Globe exhibit wins international acclaim

The Globe’s “Universe of Particles” exhibition has recently received four prestigious awards for its avant-garde design. This external praise is great encouragement for the CERN exhibitions currently on the drawing board.


The Universe of Particles exhibition has won 4 awards for its avant-garde design.

Back in 2008, the design company Atelier Brückner was presented with a challenge: to design the layout of a new permanent exhibition for CERN, one that would epitomize both the Organization and its research. The brief was concise but complex: the exhibit had to be symbolic of the Organization, use modern technology, engage and immerse visitors, and, preferably, use touch-screen technology.

With the help of IArt, an interactive technology firm, and based on the content provided by CERN’s Education Group, Atelier Brückner developed the “Universe of Particles” exhibit as it is today. Its principal concept centred on the spherical shape, symbolic of the world of fundamental particles and our concept of a spherical Universe.

“Because of the nature of the work at CERN, we understood at an early stage that the content of the exhibition would have to develop and change over time as the experiments brought new insights,” says Uwe R. Brückner, creative director for Atelier Brückner. “So our challenge was to find a content-generated design language that would also allow changes to individual stories or displays over time, while maintaining the common idea or image of the space.” The spherical design has received the following awards: the DDC Award "Good Design 11" for Space/Architecture, the Annual Multimedia Award 2011, the ADC Award in Silver, and the European Design Award for Digital (Misc.) design.

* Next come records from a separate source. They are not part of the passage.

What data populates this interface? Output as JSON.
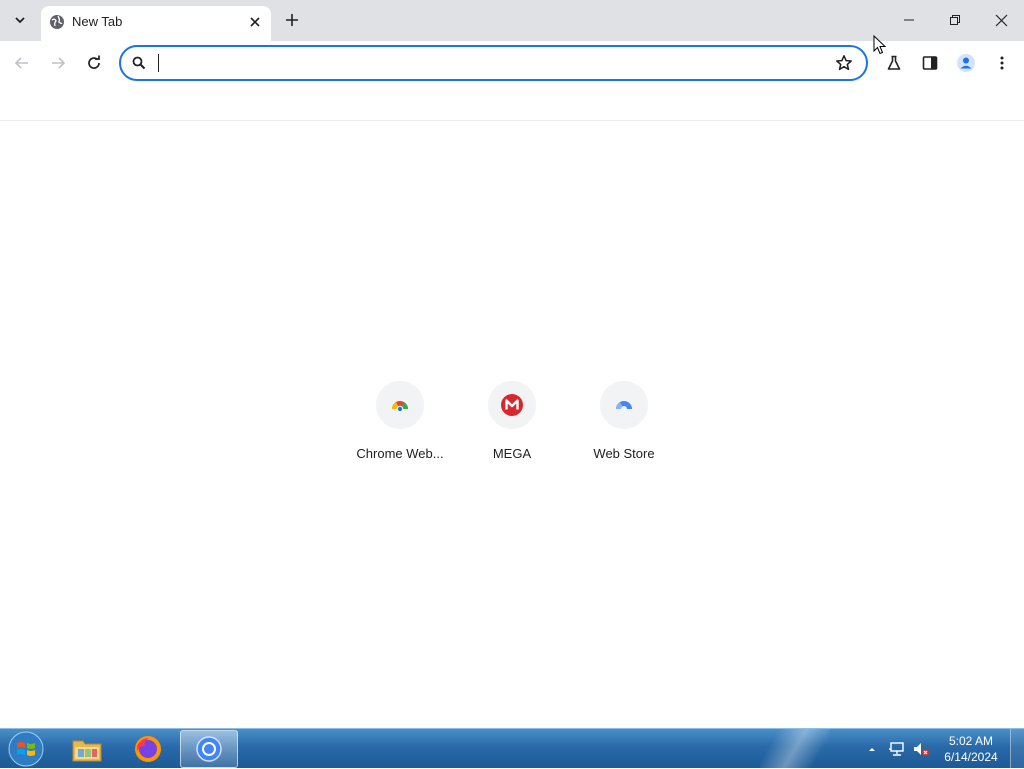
{
  "browser": {
    "tab": {
      "title": "New Tab"
    },
    "omnibox": {
      "value": "",
      "placeholder": ""
    },
    "window_controls": {
      "minimize": "minimize",
      "restore": "restore",
      "close": "close"
    }
  },
  "shortcuts": [
    {
      "label": "Chrome Web...",
      "icon": "chrome-web-store-icon"
    },
    {
      "label": "MEGA",
      "icon": "mega-icon",
      "color": "#d9272e"
    },
    {
      "label": "Web Store",
      "icon": "web-store-icon"
    }
  ],
  "taskbar": {
    "apps": [
      "file-explorer",
      "firefox",
      "chrome"
    ],
    "active_app": "chrome",
    "clock": {
      "time": "5:02 AM",
      "date": "6/14/2024"
    }
  },
  "colors": {
    "accent": "#1a73e8",
    "tabstrip": "#dfe1e5",
    "taskbar": "#2a6aa8"
  }
}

While the exhibition design has received external commendation, CERN has mandated an evaluation of how well the content achieves the initial objectives. “With the Globe exhibit having just celebrated its first anniversary and the redevelopment of Microcosm currently on the drawing board, now is the ideal time to gauge public opinion on our displays,” explains Rolf Landua, Head of the Education Group. “It’s important to have a good understanding of visitor opinion that we might apply to future exhibitions and other forms of interpretation.”

The group has mandated external expert Ben Gammon, former head of the London Science Museum’s visitor research team, to conduct a multi-pronged evaluation of both the Globe and Microcosm, combining visitor tracking, exit interviews and accompanied visits. The survey will measure several aspects of the visitors’ experience, and check whether the content of the exhibitions is appropriately pitched for the audience and successfully conveys CERN’s messages about particle physics and the Organization.

Data taking has already started and the final report is due this autumn. “The evaluation will identify the approaches that are successful in attracting and holding visitors’ attention, and also those that are unsuccessful,” explains Ben Gammon. “We will be gathering detailed information not just about the exhibitions as a whole, but on the specific elements within each space. This will give us an idea of which aspects could be changed to increase visitor enjoyment, engagement and learning.”

With the upgrade of Microcosm starting later in the year, the acclaimed Universe of Particles exhibition open and the upcoming Globe Gardens project on the table, CERN is a step closer towards a comprehensive, world-class visitor centre.

by Katarina Anthony